Excerpts from an interface dataset:
§

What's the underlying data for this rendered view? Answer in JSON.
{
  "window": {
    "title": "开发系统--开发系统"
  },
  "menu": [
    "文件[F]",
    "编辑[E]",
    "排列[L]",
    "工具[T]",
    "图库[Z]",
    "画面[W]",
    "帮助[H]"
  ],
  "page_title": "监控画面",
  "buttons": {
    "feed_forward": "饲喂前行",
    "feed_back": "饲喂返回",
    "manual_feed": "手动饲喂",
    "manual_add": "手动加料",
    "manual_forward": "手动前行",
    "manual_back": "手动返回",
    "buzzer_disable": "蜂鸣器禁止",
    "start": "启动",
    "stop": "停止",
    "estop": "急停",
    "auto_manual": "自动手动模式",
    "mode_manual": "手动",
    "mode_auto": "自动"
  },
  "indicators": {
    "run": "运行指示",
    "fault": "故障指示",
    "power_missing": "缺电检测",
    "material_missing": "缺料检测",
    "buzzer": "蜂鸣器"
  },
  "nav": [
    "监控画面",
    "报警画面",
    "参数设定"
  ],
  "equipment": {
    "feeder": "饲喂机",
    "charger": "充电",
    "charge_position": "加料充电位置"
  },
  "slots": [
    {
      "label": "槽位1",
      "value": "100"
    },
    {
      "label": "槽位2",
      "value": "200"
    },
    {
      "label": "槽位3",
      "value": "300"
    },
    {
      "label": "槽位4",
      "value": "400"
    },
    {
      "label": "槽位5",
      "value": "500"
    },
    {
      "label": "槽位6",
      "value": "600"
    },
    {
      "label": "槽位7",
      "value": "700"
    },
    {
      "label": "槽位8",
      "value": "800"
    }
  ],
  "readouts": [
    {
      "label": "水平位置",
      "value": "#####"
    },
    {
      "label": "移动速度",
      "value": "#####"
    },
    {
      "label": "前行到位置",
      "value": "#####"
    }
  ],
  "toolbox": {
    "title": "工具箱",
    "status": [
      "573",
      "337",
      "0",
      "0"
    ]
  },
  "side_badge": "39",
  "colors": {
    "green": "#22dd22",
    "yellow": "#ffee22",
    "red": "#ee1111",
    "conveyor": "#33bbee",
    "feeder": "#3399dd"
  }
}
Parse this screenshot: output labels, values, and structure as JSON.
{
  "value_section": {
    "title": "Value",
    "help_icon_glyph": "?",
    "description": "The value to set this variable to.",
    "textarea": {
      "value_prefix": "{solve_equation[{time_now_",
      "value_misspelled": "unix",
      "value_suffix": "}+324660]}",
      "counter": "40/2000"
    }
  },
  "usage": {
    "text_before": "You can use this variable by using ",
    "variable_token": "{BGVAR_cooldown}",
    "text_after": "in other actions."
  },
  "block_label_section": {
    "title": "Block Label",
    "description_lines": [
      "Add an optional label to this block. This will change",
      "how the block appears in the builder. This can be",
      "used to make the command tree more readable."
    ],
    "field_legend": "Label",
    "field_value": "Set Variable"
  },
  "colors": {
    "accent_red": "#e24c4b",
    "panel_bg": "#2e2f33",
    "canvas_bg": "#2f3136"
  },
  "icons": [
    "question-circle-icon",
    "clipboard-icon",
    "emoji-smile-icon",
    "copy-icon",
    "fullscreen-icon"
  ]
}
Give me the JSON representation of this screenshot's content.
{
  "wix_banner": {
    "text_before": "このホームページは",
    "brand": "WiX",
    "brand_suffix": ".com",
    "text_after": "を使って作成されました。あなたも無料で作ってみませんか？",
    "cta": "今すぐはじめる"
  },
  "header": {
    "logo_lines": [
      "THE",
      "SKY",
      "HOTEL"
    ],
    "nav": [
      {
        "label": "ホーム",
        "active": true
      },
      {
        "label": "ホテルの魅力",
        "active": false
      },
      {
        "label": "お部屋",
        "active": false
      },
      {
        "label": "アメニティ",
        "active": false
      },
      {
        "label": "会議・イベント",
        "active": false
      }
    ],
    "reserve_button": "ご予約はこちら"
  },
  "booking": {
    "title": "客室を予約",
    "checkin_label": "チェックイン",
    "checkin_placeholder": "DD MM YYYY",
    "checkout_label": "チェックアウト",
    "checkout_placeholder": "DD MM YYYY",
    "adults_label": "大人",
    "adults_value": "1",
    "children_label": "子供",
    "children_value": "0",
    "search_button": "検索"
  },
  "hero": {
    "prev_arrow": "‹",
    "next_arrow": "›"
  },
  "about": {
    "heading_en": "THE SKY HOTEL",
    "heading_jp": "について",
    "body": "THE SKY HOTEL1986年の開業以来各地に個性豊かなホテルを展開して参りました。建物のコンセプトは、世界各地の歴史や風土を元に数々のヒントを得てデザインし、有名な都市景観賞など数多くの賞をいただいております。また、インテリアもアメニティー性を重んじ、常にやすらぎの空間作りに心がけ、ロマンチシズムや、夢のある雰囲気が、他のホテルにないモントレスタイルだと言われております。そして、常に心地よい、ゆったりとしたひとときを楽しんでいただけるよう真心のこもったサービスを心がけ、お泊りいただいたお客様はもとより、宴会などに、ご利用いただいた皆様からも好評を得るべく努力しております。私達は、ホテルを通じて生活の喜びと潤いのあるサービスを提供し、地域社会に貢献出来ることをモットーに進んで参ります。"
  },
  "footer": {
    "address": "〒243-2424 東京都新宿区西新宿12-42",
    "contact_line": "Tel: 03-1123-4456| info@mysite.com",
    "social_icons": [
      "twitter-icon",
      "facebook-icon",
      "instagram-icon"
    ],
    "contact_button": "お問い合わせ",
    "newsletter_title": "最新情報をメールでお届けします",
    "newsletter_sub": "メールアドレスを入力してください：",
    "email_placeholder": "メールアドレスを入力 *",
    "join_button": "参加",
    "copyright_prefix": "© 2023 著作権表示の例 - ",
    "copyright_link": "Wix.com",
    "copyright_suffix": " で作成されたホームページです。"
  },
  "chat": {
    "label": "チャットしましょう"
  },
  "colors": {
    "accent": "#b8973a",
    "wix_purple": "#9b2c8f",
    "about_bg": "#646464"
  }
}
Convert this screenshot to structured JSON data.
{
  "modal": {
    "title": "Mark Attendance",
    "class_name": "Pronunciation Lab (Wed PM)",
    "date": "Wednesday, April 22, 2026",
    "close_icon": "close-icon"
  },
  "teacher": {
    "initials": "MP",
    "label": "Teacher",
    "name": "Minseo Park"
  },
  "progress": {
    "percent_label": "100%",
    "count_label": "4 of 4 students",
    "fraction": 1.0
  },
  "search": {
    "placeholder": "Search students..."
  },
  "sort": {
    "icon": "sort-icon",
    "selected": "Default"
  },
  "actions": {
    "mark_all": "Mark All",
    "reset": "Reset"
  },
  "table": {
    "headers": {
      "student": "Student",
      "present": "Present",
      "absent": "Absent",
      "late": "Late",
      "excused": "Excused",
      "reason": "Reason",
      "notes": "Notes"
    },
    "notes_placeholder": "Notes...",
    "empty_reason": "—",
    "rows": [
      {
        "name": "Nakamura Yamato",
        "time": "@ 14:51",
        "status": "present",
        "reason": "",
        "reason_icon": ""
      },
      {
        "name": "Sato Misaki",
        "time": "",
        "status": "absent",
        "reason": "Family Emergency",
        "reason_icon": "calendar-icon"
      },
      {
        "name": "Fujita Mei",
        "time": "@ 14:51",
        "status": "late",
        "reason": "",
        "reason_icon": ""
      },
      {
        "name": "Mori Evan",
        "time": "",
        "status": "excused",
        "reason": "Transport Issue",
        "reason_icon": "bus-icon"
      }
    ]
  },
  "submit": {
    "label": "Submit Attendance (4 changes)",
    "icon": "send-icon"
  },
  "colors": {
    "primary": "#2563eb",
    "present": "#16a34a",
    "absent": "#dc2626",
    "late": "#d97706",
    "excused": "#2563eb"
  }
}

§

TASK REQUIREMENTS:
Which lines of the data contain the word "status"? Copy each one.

SOLUTION BELOW:
    "status": [
        "status": "present",
        "status": "absent",
        "status": "late",
        "status": "excused",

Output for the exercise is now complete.